On the surface, that solution sounds like an efficient use of resources. After all, we already have these kinds of programs. And the benefit for landlords is certainly clear. They can raise the rents as high as the market can bear, and the government can swoop in to pick up the tab low-income renters can't pay.
However, there's no reason governments can't expand rent subsidy programs and stabilize rents at the same time. Expanding subsidies wide enough to meet the need, however, would be expensive, and the money to fund expansion would be hard to come by, especially in any sort of progressive way. Washington boasts the most regressive tax structure in the country, so low-income residents would end up paying a higher percentage of their paycheck than rich residents for the property and sales taxes needed to fund bigger and more robust programs.
As for potential supply problems posed by rent stabilization, the researchers at USC say closing the condo conversion loophole and preventing landlords from hiking rents after tenants vacate rent-stabilized apartments could help prevent the loss of housing units.
Incidentally, they’re also skeptical that rent stabilization alone led to higher rents across San Francisco, and argue that rent increases may have, in fact, been worse without that tenant protection in place.

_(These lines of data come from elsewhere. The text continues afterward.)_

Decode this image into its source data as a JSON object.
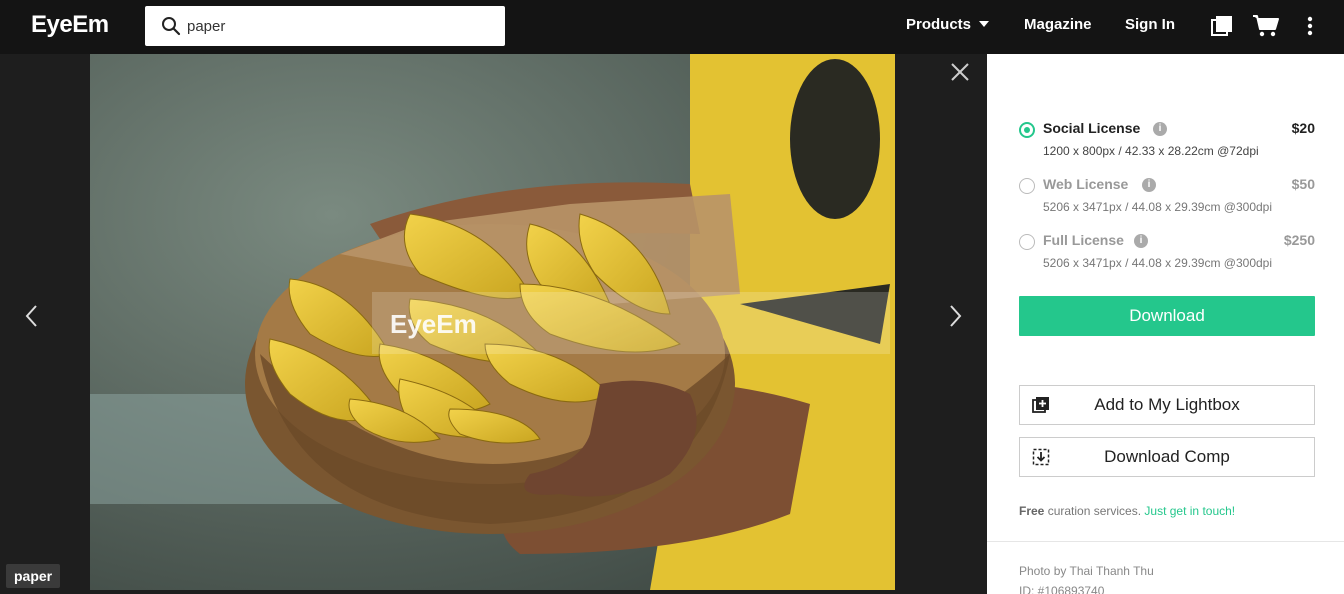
{
  "header": {
    "logo": "EyeEm",
    "search": {
      "value": "paper"
    },
    "nav": {
      "products": "Products",
      "magazine": "Magazine",
      "sign_in": "Sign In"
    },
    "icons": [
      "lightbox-icon",
      "cart-icon",
      "more-vertical-icon"
    ]
  },
  "viewer": {
    "watermark": "EyeEm",
    "tag": "paper",
    "icons": [
      "close-icon",
      "chevron-left-icon",
      "chevron-right-icon"
    ]
  },
  "licenses": [
    {
      "name": "Social License",
      "price": "$20",
      "size": "1200 x 800px / 42.33 x 28.22cm @72dpi",
      "selected": true
    },
    {
      "name": "Web License",
      "price": "$50",
      "size": "5206 x 3471px / 44.08 x 29.39cm @300dpi",
      "selected": false
    },
    {
      "name": "Full License",
      "price": "$250",
      "size": "5206 x 3471px / 44.08 x 29.39cm @300dpi",
      "selected": false
    }
  ],
  "actions": {
    "download": "Download",
    "add_lightbox": "Add to My Lightbox",
    "download_comp": "Download Comp"
  },
  "curation": {
    "free": "Free",
    "text": " curation services. ",
    "link": "Just get in touch!"
  },
  "photo_info": {
    "photo_by": "Photo by Thai Thanh Thu",
    "id": "ID: #106893740"
  },
  "colors": {
    "accent": "#24c78c",
    "topbar": "#141414",
    "viewer_bg": "#1e1e1e"
  }
}
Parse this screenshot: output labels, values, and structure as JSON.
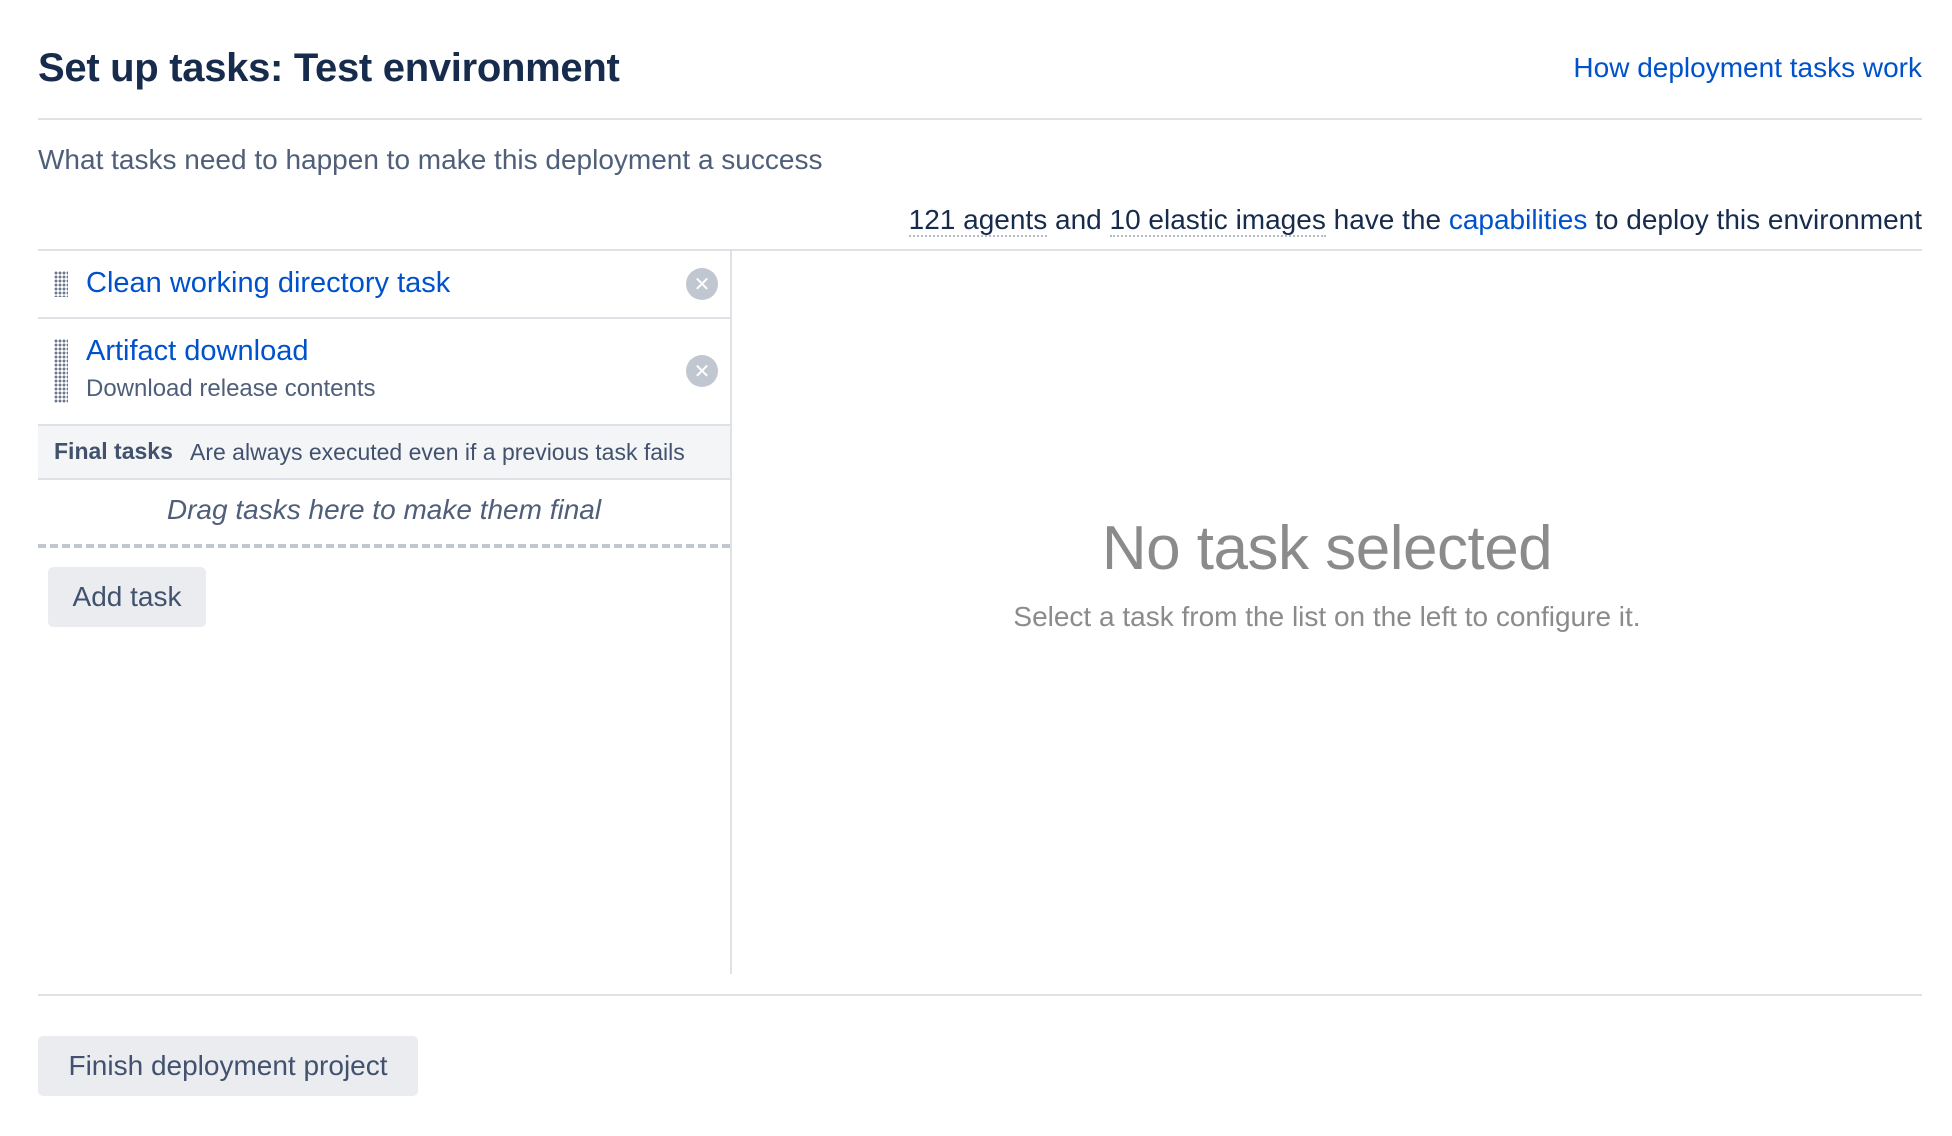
{
  "header": {
    "title": "Set up tasks: Test environment",
    "help_link": "How deployment tasks work"
  },
  "description": "What tasks need to happen to make this deployment a success",
  "capabilities": {
    "agents": "121 agents",
    "and": "and",
    "images": "10 elastic images",
    "have_the": "have the",
    "link": "capabilities",
    "suffix": "to deploy this environment"
  },
  "tasks": [
    {
      "name": "Clean working directory task",
      "description": ""
    },
    {
      "name": "Artifact download",
      "description": "Download release contents"
    }
  ],
  "final_tasks": {
    "label": "Final tasks",
    "note": "Are always executed even if a previous task fails",
    "drop_hint": "Drag tasks here to make them final"
  },
  "buttons": {
    "add_task": "Add task",
    "finish": "Finish deployment project"
  },
  "empty_state": {
    "title": "No task selected",
    "hint": "Select a task from the list on the left to configure it."
  },
  "icons": {
    "remove": "close-circle-icon",
    "drag": "drag-handle-icon"
  },
  "colors": {
    "link": "#0052cc",
    "text": "#172b4d",
    "muted": "#8b8b8b",
    "button_bg": "#ebecf0"
  }
}
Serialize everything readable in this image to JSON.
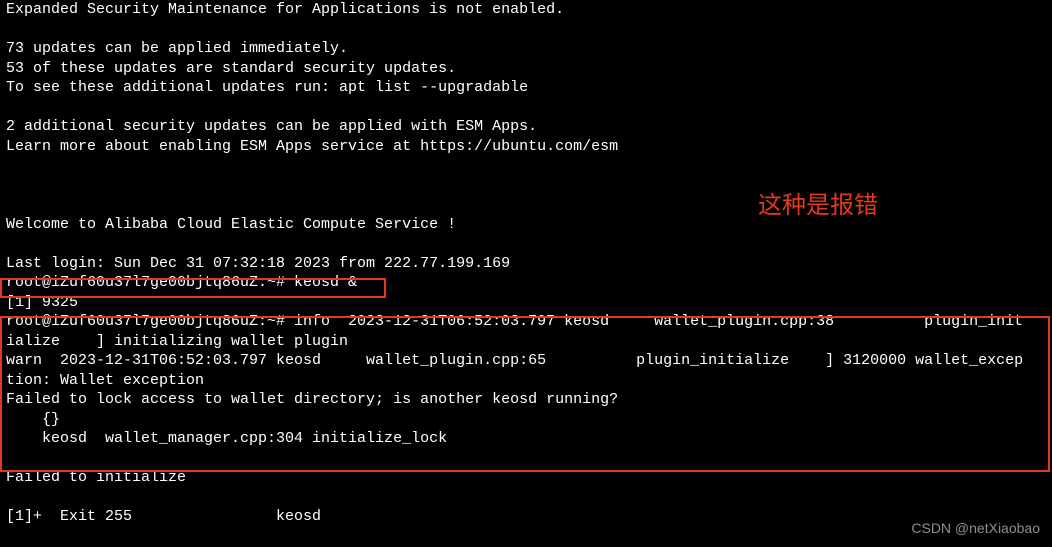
{
  "annotation": "这种是报错",
  "watermark": "CSDN @netXiaobao",
  "lines": {
    "l0": "Expanded Security Maintenance for Applications is not enabled.",
    "l1": " ",
    "l2": "73 updates can be applied immediately.",
    "l3": "53 of these updates are standard security updates.",
    "l4": "To see these additional updates run: apt list --upgradable",
    "l5": " ",
    "l6": "2 additional security updates can be applied with ESM Apps.",
    "l7": "Learn more about enabling ESM Apps service at https://ubuntu.com/esm",
    "l8": " ",
    "l9": " ",
    "l10": " ",
    "l11": "Welcome to Alibaba Cloud Elastic Compute Service !",
    "l12": " ",
    "l13": "Last login: Sun Dec 31 07:32:18 2023 from 222.77.199.169",
    "l14": "root@iZuf60u37l7ge00bjtq86uZ:~# keosd &",
    "l15": "[1] 9325",
    "l16": "root@iZuf60u37l7ge00bjtq86uZ:~# info  2023-12-31T06:52:03.797 keosd     wallet_plugin.cpp:38          plugin_init",
    "l17": "ialize    ] initializing wallet plugin",
    "l18": "warn  2023-12-31T06:52:03.797 keosd     wallet_plugin.cpp:65          plugin_initialize    ] 3120000 wallet_excep",
    "l19": "tion: Wallet exception",
    "l20": "Failed to lock access to wallet directory; is another keosd running?",
    "l21": "    {}",
    "l22": "    keosd  wallet_manager.cpp:304 initialize_lock",
    "l23": " ",
    "l24": "Failed to initialize",
    "l25": " ",
    "l26": "[1]+  Exit 255                keosd"
  }
}
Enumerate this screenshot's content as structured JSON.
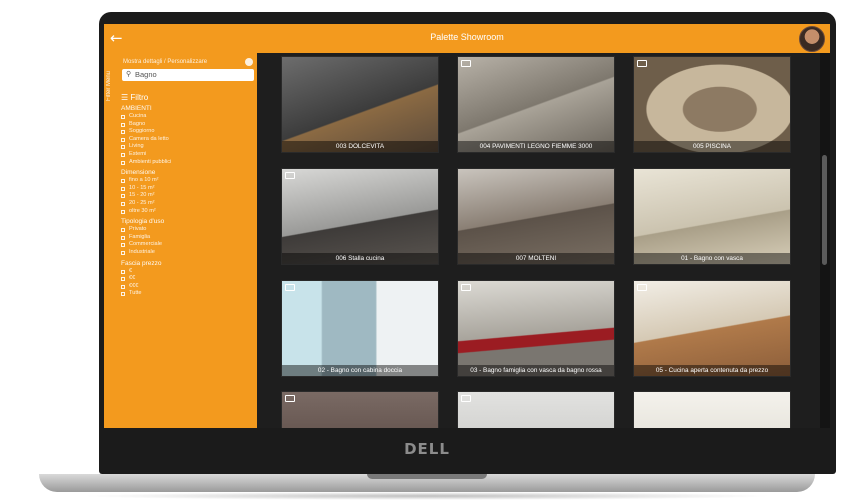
{
  "app": {
    "title": "Palette Showroom",
    "back_icon": "arrow-left-icon",
    "avatar_icon": "user-avatar"
  },
  "sidebar": {
    "tab_label": "Filter Menu",
    "toggle_label": "Mostra dettagli / Personalizzare",
    "search": {
      "value": "Bagno",
      "icon": "search-icon"
    },
    "filters_heading": "Filtro",
    "groups": [
      {
        "title": "AMBIENTI",
        "options": [
          "Cucina",
          "Bagno",
          "Soggiorno",
          "Camera da letto",
          "Living",
          "Esterni",
          "Ambienti pubblici"
        ]
      },
      {
        "title": "Dimensione",
        "options": [
          "fino a 10 m²",
          "10 - 15 m²",
          "15 - 20 m²",
          "20 - 25 m²",
          "oltre 30 m²"
        ]
      },
      {
        "title": "Tipologia d'uso",
        "options": [
          "Privato",
          "Famiglia",
          "Commerciale",
          "Industriale"
        ]
      },
      {
        "title": "Fascia prezzo",
        "options": [
          "€",
          "€€",
          "€€€",
          "Tutte"
        ]
      }
    ]
  },
  "tiles": [
    {
      "caption": "003 DOLCEVITA",
      "badge": false
    },
    {
      "caption": "004 PAVIMENTI LEGNO FIEMME 3000",
      "badge": true
    },
    {
      "caption": "005 PISCINA",
      "badge": true
    },
    {
      "caption": "006 Stalla cucina",
      "badge": true
    },
    {
      "caption": "007 MOLTENI",
      "badge": false
    },
    {
      "caption": "01 - Bagno con vasca",
      "badge": false
    },
    {
      "caption": "02 - Bagno con cabina doccia",
      "badge": true
    },
    {
      "caption": "03 - Bagno famiglia con vasca da bagno rossa",
      "badge": true
    },
    {
      "caption": "05 - Cucina aperta contenuta da prezzo",
      "badge": true
    },
    {
      "caption": "",
      "badge": true
    },
    {
      "caption": "",
      "badge": true
    },
    {
      "caption": "",
      "badge": false
    }
  ],
  "laptop": {
    "brand": "DELL"
  },
  "colors": {
    "accent": "#f39a1e",
    "screen_bg": "#1e1e1e",
    "bezel": "#1b1b1b"
  }
}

Absent stabilization, landlords may have jacked rents way up to exploit the tech sector gold rush. After all, the researchers point out, when Cambridge, Massachusetts ditched rent stabilization in the 1990s, rents skyrocketed for both stabilized and non-stabilized units, with “previously stabilized units seeing a 40 percent increase in rent.” Furthermore, a study published in the Journal of the American Planning Association in 2000 showed no evidence of gentrification in “Berkeley, Santa Monica, West Hollywood, and East Palo Alto” between 1980 to 1990, which was right “at the beginning of the tech boom.” Unlike San Francisco, those cities prevent landlords from hiking rents after tenants move out, suggesting that “tighter, not looser, rent regulations might slow gentrification.”
To the extent that rent stabilization ends up creating slums, analysts argue better code enforcement and allowing landlords to petition for rent increases beyond the cap could fix the issue. Though, of course, better enforcement is easier said than done.
It’s also worth remembering that rent hikes don’t always correspond with material improvements to buildings. Haas Institute researchers remind us that “government action, which is supported by the collective contributions of all citizens, is responsible for a portion of increased property values, no matter what property owners do.”
That is, landlords bank on public investments such as parks, transit hubs, good schools, and beautification projects, which are paid for by everybody. And yet renters are getting taxed twice—once for paying for all that infrastructure, and then again for living close to it. In that context, evening out the playing field with rent stabilization seems just.
It’s easy to get bogged down in all the potential negative consequences of rent stabilization, and policymakers would do well to heed these concerns, but a lot of this discussion is, as I'm sure you can tell, academic in both senses of the word.
Researchers and advocates supportive of rent stabilization aren't pitching it as a silver bullet to end the affordability crisis. Instead, they see it as a necessary, short-term solution in a more comprehensive plan to “produce, protect, and preserve” affordable housing. Rent stabilization stops the bleeding, they argue, but, in order to be effective, it needs to be paired with policies that increase the overall supply of housing.
Movements in California, Oregon, and New York rode to victory on that messaging. They took on corporate developers, realtors, building trades unions, timid Democrats worried about reelection, and near total Republican opposition to give renters some semblance of the stability they need.
In tomorrow's third installment of this series, I’ll talk about how and why they did that.